■ Your assignment: The answer is the data below, repeated exactly, with no pictures included.

■ Data to use:
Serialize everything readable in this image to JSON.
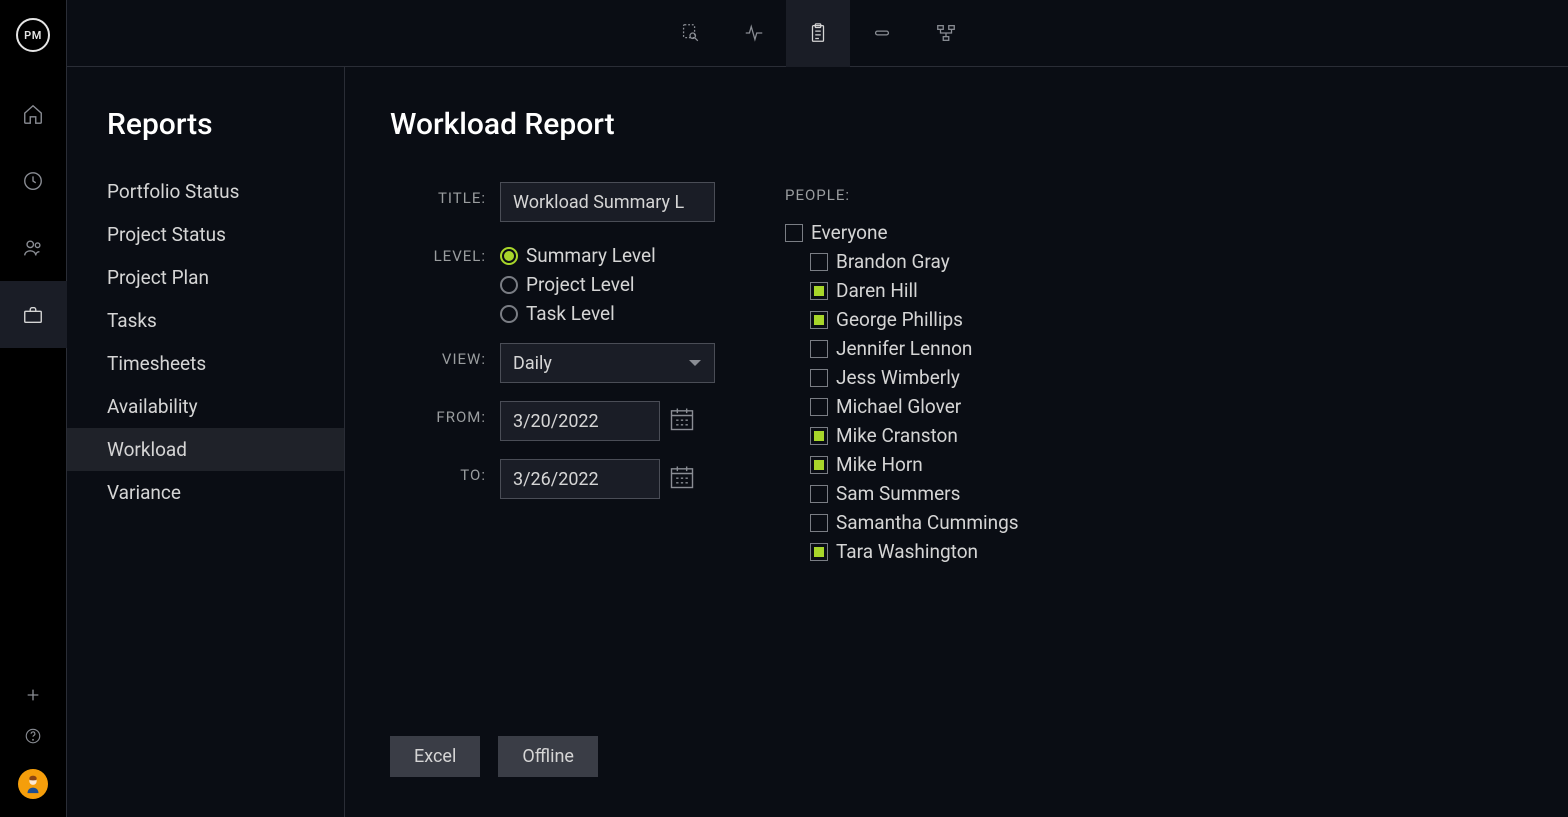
{
  "logo": "PM",
  "rail": {
    "items": [
      "home",
      "time",
      "people",
      "reports"
    ],
    "active": "reports"
  },
  "topbar": {
    "items": [
      "search-doc",
      "activity",
      "clipboard",
      "link",
      "flow"
    ],
    "active": "clipboard"
  },
  "sidebar": {
    "title": "Reports",
    "items": [
      {
        "label": "Portfolio Status"
      },
      {
        "label": "Project Status"
      },
      {
        "label": "Project Plan"
      },
      {
        "label": "Tasks"
      },
      {
        "label": "Timesheets"
      },
      {
        "label": "Availability"
      },
      {
        "label": "Workload",
        "active": true
      },
      {
        "label": "Variance"
      }
    ]
  },
  "panel": {
    "title": "Workload Report",
    "labels": {
      "title": "TITLE:",
      "level": "LEVEL:",
      "view": "VIEW:",
      "from": "FROM:",
      "to": "TO:",
      "people": "PEOPLE:"
    },
    "title_value": "Workload Summary L",
    "levels": [
      {
        "label": "Summary Level",
        "selected": true
      },
      {
        "label": "Project Level",
        "selected": false
      },
      {
        "label": "Task Level",
        "selected": false
      }
    ],
    "view_value": "Daily",
    "from_value": "3/20/2022",
    "to_value": "3/26/2022",
    "people": {
      "everyone": {
        "label": "Everyone",
        "checked": false
      },
      "list": [
        {
          "label": "Brandon Gray",
          "checked": false
        },
        {
          "label": "Daren Hill",
          "checked": true
        },
        {
          "label": "George Phillips",
          "checked": true
        },
        {
          "label": "Jennifer Lennon",
          "checked": false
        },
        {
          "label": "Jess Wimberly",
          "checked": false
        },
        {
          "label": "Michael Glover",
          "checked": false
        },
        {
          "label": "Mike Cranston",
          "checked": true
        },
        {
          "label": "Mike Horn",
          "checked": true
        },
        {
          "label": "Sam Summers",
          "checked": false
        },
        {
          "label": "Samantha Cummings",
          "checked": false
        },
        {
          "label": "Tara Washington",
          "checked": true
        }
      ]
    },
    "actions": {
      "excel": "Excel",
      "offline": "Offline"
    }
  }
}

■ Task response:
Serialize everything readable in this image to JSON.
{
  "logo": "PM",
  "rail": {
    "items": [
      "home",
      "time",
      "people",
      "reports"
    ],
    "active": "reports"
  },
  "topbar": {
    "items": [
      "search-doc",
      "activity",
      "clipboard",
      "link",
      "flow"
    ],
    "active": "clipboard"
  },
  "sidebar": {
    "title": "Reports",
    "items": [
      {
        "label": "Portfolio Status"
      },
      {
        "label": "Project Status"
      },
      {
        "label": "Project Plan"
      },
      {
        "label": "Tasks"
      },
      {
        "label": "Timesheets"
      },
      {
        "label": "Availability"
      },
      {
        "label": "Workload",
        "active": true
      },
      {
        "label": "Variance"
      }
    ]
  },
  "panel": {
    "title": "Workload Report",
    "labels": {
      "title": "TITLE:",
      "level": "LEVEL:",
      "view": "VIEW:",
      "from": "FROM:",
      "to": "TO:",
      "people": "PEOPLE:"
    },
    "title_value": "Workload Summary L",
    "levels": [
      {
        "label": "Summary Level",
        "selected": true
      },
      {
        "label": "Project Level",
        "selected": false
      },
      {
        "label": "Task Level",
        "selected": false
      }
    ],
    "view_value": "Daily",
    "from_value": "3/20/2022",
    "to_value": "3/26/2022",
    "people": {
      "everyone": {
        "label": "Everyone",
        "checked": false
      },
      "list": [
        {
          "label": "Brandon Gray",
          "checked": false
        },
        {
          "label": "Daren Hill",
          "checked": true
        },
        {
          "label": "George Phillips",
          "checked": true
        },
        {
          "label": "Jennifer Lennon",
          "checked": false
        },
        {
          "label": "Jess Wimberly",
          "checked": false
        },
        {
          "label": "Michael Glover",
          "checked": false
        },
        {
          "label": "Mike Cranston",
          "checked": true
        },
        {
          "label": "Mike Horn",
          "checked": true
        },
        {
          "label": "Sam Summers",
          "checked": false
        },
        {
          "label": "Samantha Cummings",
          "checked": false
        },
        {
          "label": "Tara Washington",
          "checked": true
        }
      ]
    },
    "actions": {
      "excel": "Excel",
      "offline": "Offline"
    }
  }
}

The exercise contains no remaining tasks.